#### [WHAT IS REQUIRED]
Find the lines in these entries that include the word "JSON" and state how many there are, with no other words.

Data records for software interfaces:
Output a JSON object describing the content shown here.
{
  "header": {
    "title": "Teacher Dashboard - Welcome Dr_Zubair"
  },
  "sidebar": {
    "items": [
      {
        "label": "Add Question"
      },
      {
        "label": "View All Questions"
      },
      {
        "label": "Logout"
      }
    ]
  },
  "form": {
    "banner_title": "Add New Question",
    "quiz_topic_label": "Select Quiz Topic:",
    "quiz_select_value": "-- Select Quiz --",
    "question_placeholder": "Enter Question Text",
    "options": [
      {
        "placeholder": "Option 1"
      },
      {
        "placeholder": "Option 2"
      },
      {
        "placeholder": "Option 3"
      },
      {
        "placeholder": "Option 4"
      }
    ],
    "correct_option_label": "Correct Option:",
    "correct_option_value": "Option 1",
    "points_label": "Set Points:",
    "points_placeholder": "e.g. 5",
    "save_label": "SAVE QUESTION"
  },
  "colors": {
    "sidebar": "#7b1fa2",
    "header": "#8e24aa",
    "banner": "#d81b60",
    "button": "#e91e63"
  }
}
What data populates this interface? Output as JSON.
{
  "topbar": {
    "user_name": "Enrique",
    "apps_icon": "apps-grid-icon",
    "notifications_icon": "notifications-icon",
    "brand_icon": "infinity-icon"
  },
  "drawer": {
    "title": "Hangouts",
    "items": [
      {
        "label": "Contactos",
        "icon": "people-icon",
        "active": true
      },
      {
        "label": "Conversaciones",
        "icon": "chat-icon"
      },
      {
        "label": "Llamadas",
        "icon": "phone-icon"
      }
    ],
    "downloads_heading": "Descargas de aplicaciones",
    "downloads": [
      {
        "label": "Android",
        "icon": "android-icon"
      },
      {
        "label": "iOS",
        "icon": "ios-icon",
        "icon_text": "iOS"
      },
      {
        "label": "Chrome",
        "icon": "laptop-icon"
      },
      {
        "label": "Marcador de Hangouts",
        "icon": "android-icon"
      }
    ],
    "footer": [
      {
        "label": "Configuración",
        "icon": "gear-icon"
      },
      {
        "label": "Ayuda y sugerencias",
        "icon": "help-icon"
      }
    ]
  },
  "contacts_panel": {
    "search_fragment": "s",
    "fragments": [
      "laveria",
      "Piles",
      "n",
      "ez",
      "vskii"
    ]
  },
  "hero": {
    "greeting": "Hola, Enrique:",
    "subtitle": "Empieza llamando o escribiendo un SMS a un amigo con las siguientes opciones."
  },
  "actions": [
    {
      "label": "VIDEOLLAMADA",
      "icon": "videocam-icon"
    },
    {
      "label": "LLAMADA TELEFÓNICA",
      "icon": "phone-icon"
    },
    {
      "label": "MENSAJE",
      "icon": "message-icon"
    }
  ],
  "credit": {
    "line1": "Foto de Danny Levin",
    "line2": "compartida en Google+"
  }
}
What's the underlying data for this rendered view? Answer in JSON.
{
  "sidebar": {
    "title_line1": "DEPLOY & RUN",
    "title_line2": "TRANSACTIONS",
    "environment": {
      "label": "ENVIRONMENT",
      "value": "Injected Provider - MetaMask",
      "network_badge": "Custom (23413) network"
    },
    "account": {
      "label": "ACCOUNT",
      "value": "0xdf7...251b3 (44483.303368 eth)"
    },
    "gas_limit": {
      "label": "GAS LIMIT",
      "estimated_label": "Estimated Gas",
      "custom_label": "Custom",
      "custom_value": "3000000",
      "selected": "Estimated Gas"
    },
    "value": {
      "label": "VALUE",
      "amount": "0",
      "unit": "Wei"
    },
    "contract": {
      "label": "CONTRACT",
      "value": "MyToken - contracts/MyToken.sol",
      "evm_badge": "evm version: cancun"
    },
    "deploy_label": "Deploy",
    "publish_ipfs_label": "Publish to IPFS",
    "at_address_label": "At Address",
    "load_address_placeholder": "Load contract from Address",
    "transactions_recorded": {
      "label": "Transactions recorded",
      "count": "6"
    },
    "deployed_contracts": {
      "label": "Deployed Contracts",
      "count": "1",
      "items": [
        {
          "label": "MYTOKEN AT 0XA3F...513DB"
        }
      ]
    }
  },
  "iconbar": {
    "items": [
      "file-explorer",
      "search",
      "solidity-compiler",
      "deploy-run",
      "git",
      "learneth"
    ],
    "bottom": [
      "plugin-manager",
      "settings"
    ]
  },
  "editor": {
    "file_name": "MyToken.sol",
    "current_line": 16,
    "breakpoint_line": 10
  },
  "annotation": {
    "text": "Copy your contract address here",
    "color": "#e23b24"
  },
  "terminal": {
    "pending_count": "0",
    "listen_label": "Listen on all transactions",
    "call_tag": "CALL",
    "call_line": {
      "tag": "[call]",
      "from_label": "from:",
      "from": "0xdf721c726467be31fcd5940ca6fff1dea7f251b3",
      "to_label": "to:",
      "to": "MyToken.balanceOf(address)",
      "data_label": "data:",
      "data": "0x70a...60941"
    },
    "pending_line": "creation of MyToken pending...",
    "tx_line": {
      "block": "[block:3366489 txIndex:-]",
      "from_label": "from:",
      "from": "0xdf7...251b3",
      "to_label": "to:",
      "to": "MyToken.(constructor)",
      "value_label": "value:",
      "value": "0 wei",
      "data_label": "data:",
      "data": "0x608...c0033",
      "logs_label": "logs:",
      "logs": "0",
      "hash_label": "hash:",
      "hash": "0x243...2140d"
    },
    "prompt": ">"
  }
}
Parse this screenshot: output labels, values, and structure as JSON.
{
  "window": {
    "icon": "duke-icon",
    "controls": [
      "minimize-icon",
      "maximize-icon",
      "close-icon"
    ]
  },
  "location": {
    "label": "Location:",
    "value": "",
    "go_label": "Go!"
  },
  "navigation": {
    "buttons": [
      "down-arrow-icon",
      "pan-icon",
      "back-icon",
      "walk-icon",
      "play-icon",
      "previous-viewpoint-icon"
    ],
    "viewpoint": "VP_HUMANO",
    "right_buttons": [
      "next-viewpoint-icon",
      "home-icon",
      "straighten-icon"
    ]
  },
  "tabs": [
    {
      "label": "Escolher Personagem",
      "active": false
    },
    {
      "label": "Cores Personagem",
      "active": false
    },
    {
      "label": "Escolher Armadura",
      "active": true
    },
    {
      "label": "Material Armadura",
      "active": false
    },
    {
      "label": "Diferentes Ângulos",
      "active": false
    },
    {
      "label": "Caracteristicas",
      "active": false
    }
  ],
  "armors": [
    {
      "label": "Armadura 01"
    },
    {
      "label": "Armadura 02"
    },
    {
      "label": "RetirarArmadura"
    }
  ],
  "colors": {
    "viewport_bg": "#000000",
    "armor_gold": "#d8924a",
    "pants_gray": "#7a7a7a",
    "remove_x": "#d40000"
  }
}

#### [ANSWER AREA]
4